Entries from a dataset of interfaces
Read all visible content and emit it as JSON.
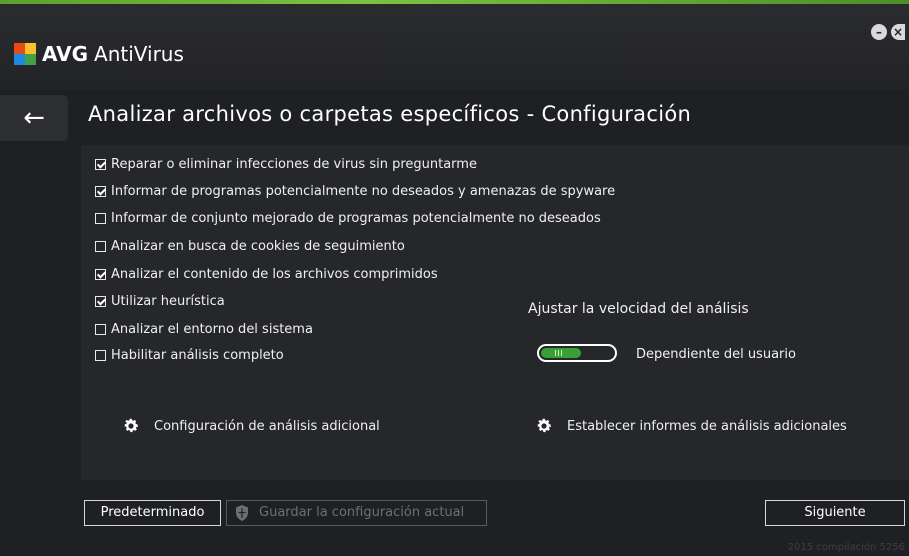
{
  "window": {
    "brand": "AVG",
    "product": "AntiVirus",
    "minimize": "–",
    "close": "×"
  },
  "page": {
    "back_icon": "←",
    "title": "Analizar archivos o carpetas específicos - Configuración"
  },
  "options": [
    {
      "label": "Reparar o eliminar infecciones de virus sin preguntarme",
      "checked": true
    },
    {
      "label": "Informar de programas potencialmente no deseados y amenazas de spyware",
      "checked": true
    },
    {
      "label": "Informar de conjunto mejorado de programas potencialmente no deseados",
      "checked": false
    },
    {
      "label": "Analizar en busca de cookies de seguimiento",
      "checked": false
    },
    {
      "label": "Analizar el contenido de los archivos comprimidos",
      "checked": true
    },
    {
      "label": "Utilizar heurística",
      "checked": true
    },
    {
      "label": "Analizar el entorno del sistema",
      "checked": false
    },
    {
      "label": "Habilitar análisis completo",
      "checked": false
    }
  ],
  "speed": {
    "label": "Ajustar la velocidad del análisis",
    "value_label": "Dependiente del usuario",
    "level_fraction": 0.25
  },
  "links": {
    "additional_settings": "Configuración de análisis adicional",
    "additional_reports": "Establecer informes de análisis adicionales"
  },
  "buttons": {
    "default": "Predeterminado",
    "save": "Guardar la configuración actual",
    "next": "Siguiente"
  },
  "footer": {
    "build": "2015  compilación 5256"
  },
  "colors": {
    "accent_green": "#3aa033",
    "background": "#1f2023"
  }
}
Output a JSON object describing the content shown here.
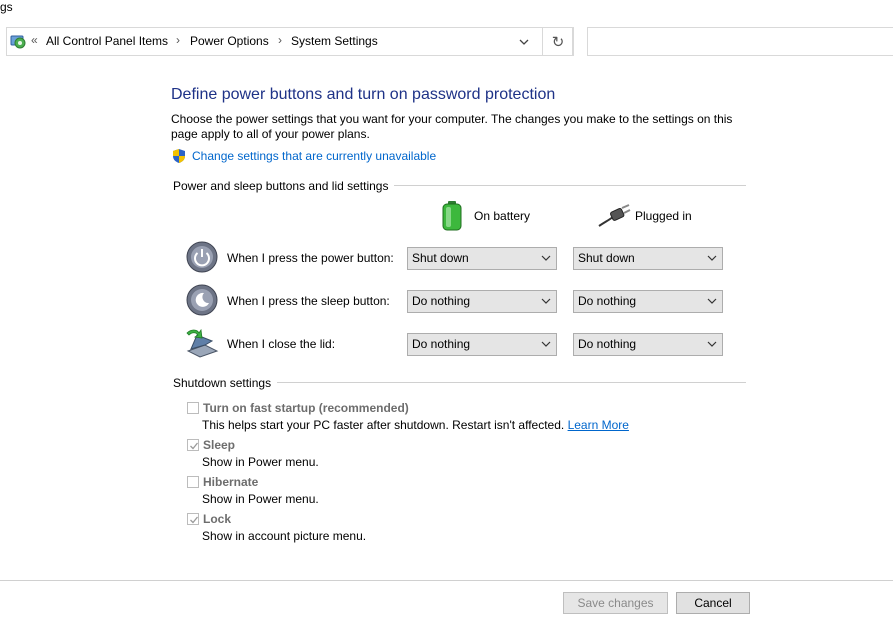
{
  "window": {
    "title_fragment": "gs"
  },
  "address_bar": {
    "overflow_chevron": "«",
    "breadcrumb": [
      "All Control Panel Items",
      "Power Options",
      "System Settings"
    ],
    "separator": "›",
    "dropdown_icon": "chevron-down-icon",
    "refresh_icon": "refresh-icon",
    "refresh_glyph": "↻",
    "search_value": ""
  },
  "page": {
    "title": "Define power buttons and turn on password protection",
    "description": "Choose the power settings that you want for your computer. The changes you make to the settings on this page apply to all of your power plans.",
    "change_settings_link": "Change settings that are currently unavailable"
  },
  "power_section": {
    "label": "Power and sleep buttons and lid settings",
    "columns": {
      "battery": "On battery",
      "plugged": "Plugged in"
    },
    "rows": [
      {
        "label": "When I press the power button:",
        "battery": "Shut down",
        "plugged": "Shut down",
        "icon": "power-button-icon"
      },
      {
        "label": "When I press the sleep button:",
        "battery": "Do nothing",
        "plugged": "Do nothing",
        "icon": "sleep-button-icon"
      },
      {
        "label": "When I close the lid:",
        "battery": "Do nothing",
        "plugged": "Do nothing",
        "icon": "laptop-lid-icon"
      }
    ]
  },
  "shutdown_section": {
    "label": "Shutdown settings",
    "items": [
      {
        "label": "Turn on fast startup (recommended)",
        "checked": false,
        "desc": "This helps start your PC faster after shutdown. Restart isn't affected. ",
        "link": "Learn More"
      },
      {
        "label": "Sleep",
        "checked": true,
        "desc": "Show in Power menu."
      },
      {
        "label": "Hibernate",
        "checked": false,
        "desc": "Show in Power menu."
      },
      {
        "label": "Lock",
        "checked": true,
        "desc": "Show in account picture menu."
      }
    ]
  },
  "buttons": {
    "save": "Save changes",
    "cancel": "Cancel"
  },
  "colors": {
    "heading": "#1e3287",
    "link": "#0066cc",
    "battery_green": "#3db83d"
  }
}
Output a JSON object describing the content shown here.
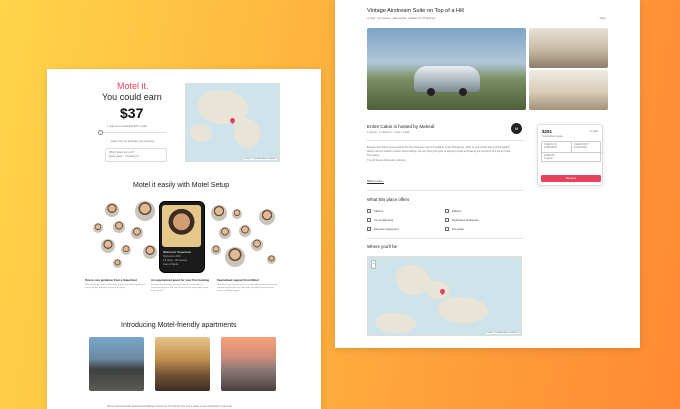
{
  "left_page": {
    "hero": {
      "brand": "Motel it.",
      "headline": "You could earn",
      "amount": "$37",
      "note": "1 night at an estimated $37 a night",
      "cta": "Learn how we estimate your earnings",
      "place_label": "Which place are you?",
      "place_value": "Entire place · 2 bedrooms"
    },
    "setup_title": "Motel it easily with Motel Setup",
    "phone_card": {
      "title": "Welcome! Superhost",
      "lines": [
        "Hosts since 2019",
        "4.9 rating · 120 reviews",
        "Lives in Manila"
      ]
    },
    "features": [
      {
        "title": "One-to-one guidance from a Superhost",
        "desc": "We'll match you with a Superhost in your area who'll guide you from your first question to your first guest."
      },
      {
        "title": "An experienced guest for your first booking",
        "desc": "For your first booking, you can choose to welcome an experienced guest who has at least three stays and a good track record."
      },
      {
        "title": "Specialised support from Motel",
        "desc": "New Hosts get one-tap access to specially trained Community Support agents who can help with everything from account issues to billing support."
      }
    ],
    "apartments_title": "Introducing Motel-friendly apartments",
    "bottom_text": "We've partnered with apartment buildings across the US that let you rent a place to live and Motel it part-time."
  },
  "right_page": {
    "title": "Vintage Airstream Suite on Top of a Hill",
    "meta": "★ New · No reviews · Dasmariñas, Calabarzon, Philippines",
    "save_label": "♡ Save",
    "host_title": "Entire Cabin is hosted by Mahedi",
    "host_meta": "2 guests · 1 bedroom · 1 bed · 1 bath",
    "host_initial": "M",
    "description": [
      "Escape and Travel gives itself at the first Airstream accommodation in the Philippines. With its sea-reflect blend of thoughtful design and its location nature-surroundings, we can bring the spirit of camping while embracing the comforts of a luxury hotel.",
      "The space",
      "The 20 Series Airstream includes..."
    ],
    "show_more": "Show more  ›",
    "offers_title": "What this place offers",
    "amenities": [
      "Kitchen",
      "Washer",
      "Air conditioning",
      "Dedicated workspace",
      "Exercise equipment",
      "Hot water"
    ],
    "where_title": "Where you'll be",
    "booking": {
      "price": "$251",
      "rating": "★ New",
      "sub": "Total before taxes",
      "checkin_label": "CHECK-IN",
      "checkin_value": "10/06/2023",
      "checkout_label": "CHECKOUT",
      "checkout_value": "10/11/2023",
      "guests_label": "GUESTS",
      "guests_value": "1 guest",
      "reserve": "Reserve"
    }
  },
  "map_attribution": "Leaflet | © OpenStreetMap contributors",
  "colors": {
    "accent": "#e8415a",
    "background_start": "#ffd54a",
    "background_end": "#ff8a33"
  }
}
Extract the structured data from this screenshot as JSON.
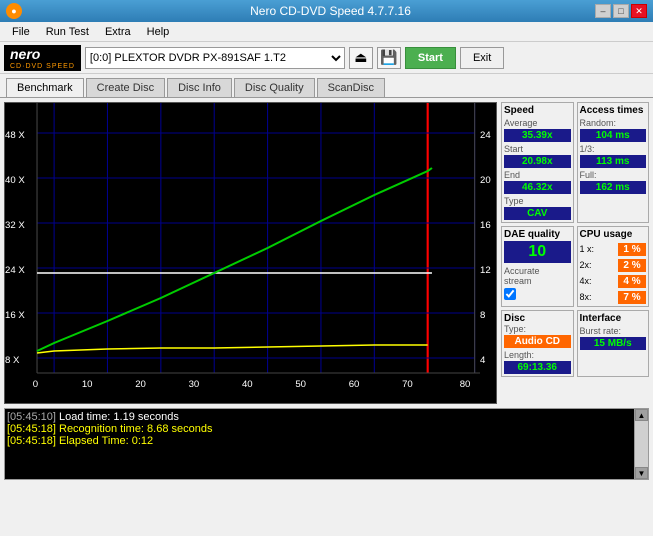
{
  "window": {
    "title": "Nero CD-DVD Speed 4.7.7.16",
    "min_label": "–",
    "max_label": "□",
    "close_label": "✕"
  },
  "menu": {
    "items": [
      "File",
      "Run Test",
      "Extra",
      "Help"
    ]
  },
  "toolbar": {
    "logo_top": "nero",
    "logo_bottom": "CD·DVD SPEED",
    "drive_value": "[0:0]  PLEXTOR DVDR   PX-891SAF 1.T2",
    "start_label": "Start",
    "exit_label": "Exit"
  },
  "tabs": {
    "items": [
      "Benchmark",
      "Create Disc",
      "Disc Info",
      "Disc Quality",
      "ScanDisc"
    ],
    "active": 0
  },
  "speed": {
    "header": "Speed",
    "avg_label": "Average",
    "avg_value": "35.39x",
    "start_label": "Start",
    "start_value": "20.98x",
    "end_label": "End",
    "end_value": "46.32x",
    "type_label": "Type",
    "type_value": "CAV"
  },
  "access": {
    "header": "Access times",
    "random_label": "Random:",
    "random_value": "104 ms",
    "onethird_label": "1/3:",
    "onethird_value": "113 ms",
    "full_label": "Full:",
    "full_value": "162 ms"
  },
  "dae": {
    "header": "DAE quality",
    "value": "10",
    "stream_label": "Accurate",
    "stream_sub": "stream",
    "checked": true
  },
  "cpu": {
    "header": "CPU usage",
    "items": [
      {
        "label": "1 x:",
        "value": "1 %"
      },
      {
        "label": "2x:",
        "value": "2 %"
      },
      {
        "label": "4x:",
        "value": "4 %"
      },
      {
        "label": "8x:",
        "value": "7 %"
      }
    ]
  },
  "disc": {
    "header": "Disc",
    "type_label": "Type:",
    "type_value": "Audio CD",
    "length_label": "Length:",
    "length_value": "69:13.36"
  },
  "interface": {
    "header": "Interface",
    "burst_label": "Burst rate:",
    "burst_value": "15 MB/s"
  },
  "chart": {
    "x_labels": [
      "0",
      "10",
      "20",
      "30",
      "40",
      "50",
      "60",
      "70",
      "80"
    ],
    "y_labels_left": [
      "48 X",
      "40 X",
      "32 X",
      "24 X",
      "16 X",
      "8 X",
      ""
    ],
    "y_labels_right": [
      "24",
      "20",
      "16",
      "12",
      "8",
      "4",
      ""
    ]
  },
  "log": {
    "lines": [
      {
        "time": "[05:45:10]",
        "text": " Load time: 1.19 seconds",
        "color": "white"
      },
      {
        "time": "[05:45:18]",
        "text": " Recognition time: 8.68 seconds",
        "color": "yellow"
      },
      {
        "time": "[05:45:18]",
        "text": " Elapsed Time: 0:12",
        "color": "yellow"
      }
    ]
  }
}
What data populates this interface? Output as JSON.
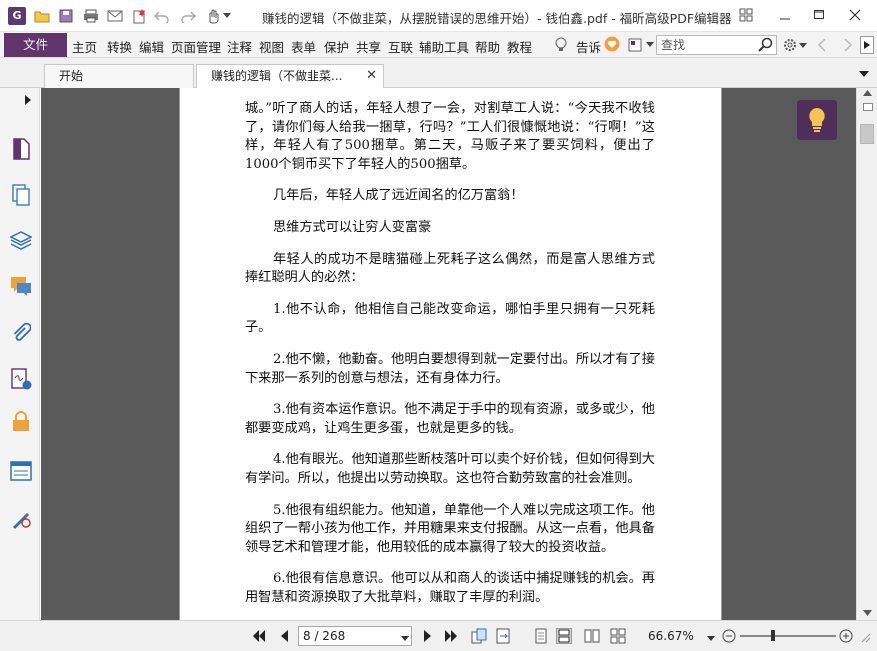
{
  "window": {
    "title": "赚钱的逻辑（不做韭菜，从摆脱错误的思维开始）- 钱伯鑫.pdf - 福昕高级PDF编辑器"
  },
  "menu": {
    "file": "文件",
    "items": [
      "主页",
      "转换",
      "编辑",
      "页面管理",
      "注释",
      "视图",
      "表单",
      "保护",
      "共享",
      "互联",
      "辅助工具",
      "帮助",
      "教程"
    ],
    "tell": "告诉",
    "search_placeholder": "查找"
  },
  "tabs": [
    {
      "label": "开始"
    },
    {
      "label": "赚钱的逻辑（不做韭菜..."
    }
  ],
  "document": {
    "paragraphs": [
      "城。”听了商人的话，年轻人想了一会，对割草工人说：“今天我不收钱了，请你们每人给我一捆草，行吗？”工人们很慷慨地说：“行啊！”这样，年轻人有了500捆草。第二天，马贩子来了要买饲料，便出了1000个铜币买下了年轻人的500捆草。",
      "几年后，年轻人成了远近闻名的亿万富翁！",
      "思维方式可以让穷人变富豪",
      "年轻人的成功不是瞎猫碰上死耗子这么偶然，而是富人思维方式捧红聪明人的必然：",
      "1.他不认命，他相信自己能改变命运，哪怕手里只拥有一只死耗子。",
      "2.他不懒，他勤奋。他明白要想得到就一定要付出。所以才有了接下来那一系列的创意与想法，还有身体力行。",
      "3.他有资本运作意识。他不满足于手中的现有资源，或多或少，他都要变成鸡，让鸡生更多蛋，也就是更多的钱。",
      "4.他有眼光。他知道那些断枝落叶可以卖个好价钱，但如何得到大有学问。所以，他提出以劳动换取。这也符合勤劳致富的社会准则。",
      "5.他很有组织能力。他知道，单靠他一个人难以完成这项工作。他组织了一帮小孩为他工作，并用糖果来支付报酬。从这一点看，他具备领导艺术和管理才能，他用较低的成本赢得了较大的投资收益。",
      "6.他很有信息意识。他可以从和商人的谈话中捕捉赚钱的机会。再用智慧和资源换取了大批草料，赚取了丰厚的利润。"
    ]
  },
  "status": {
    "page": "8 / 268",
    "zoom": "66.67%"
  },
  "icons": {
    "left_nav": [
      "page-thumbnail-icon",
      "pages-icon",
      "layers-icon",
      "comments-icon",
      "attachments-icon",
      "signature-icon",
      "security-icon",
      "form-fields-icon",
      "certificate-icon"
    ]
  },
  "colors": {
    "brand": "#61346b",
    "hint_button": "#4f2e5c",
    "document_background": "#5a5a5a"
  }
}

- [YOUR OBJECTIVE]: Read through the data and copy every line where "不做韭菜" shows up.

- [ANSWER BOX]:
    "title": "赚钱的逻辑（不做韭菜，从摆脱错误的思维开始）- 钱伯鑫.pdf - 福昕高级PDF编辑器"
      "label": "赚钱的逻辑（不做韭菜..."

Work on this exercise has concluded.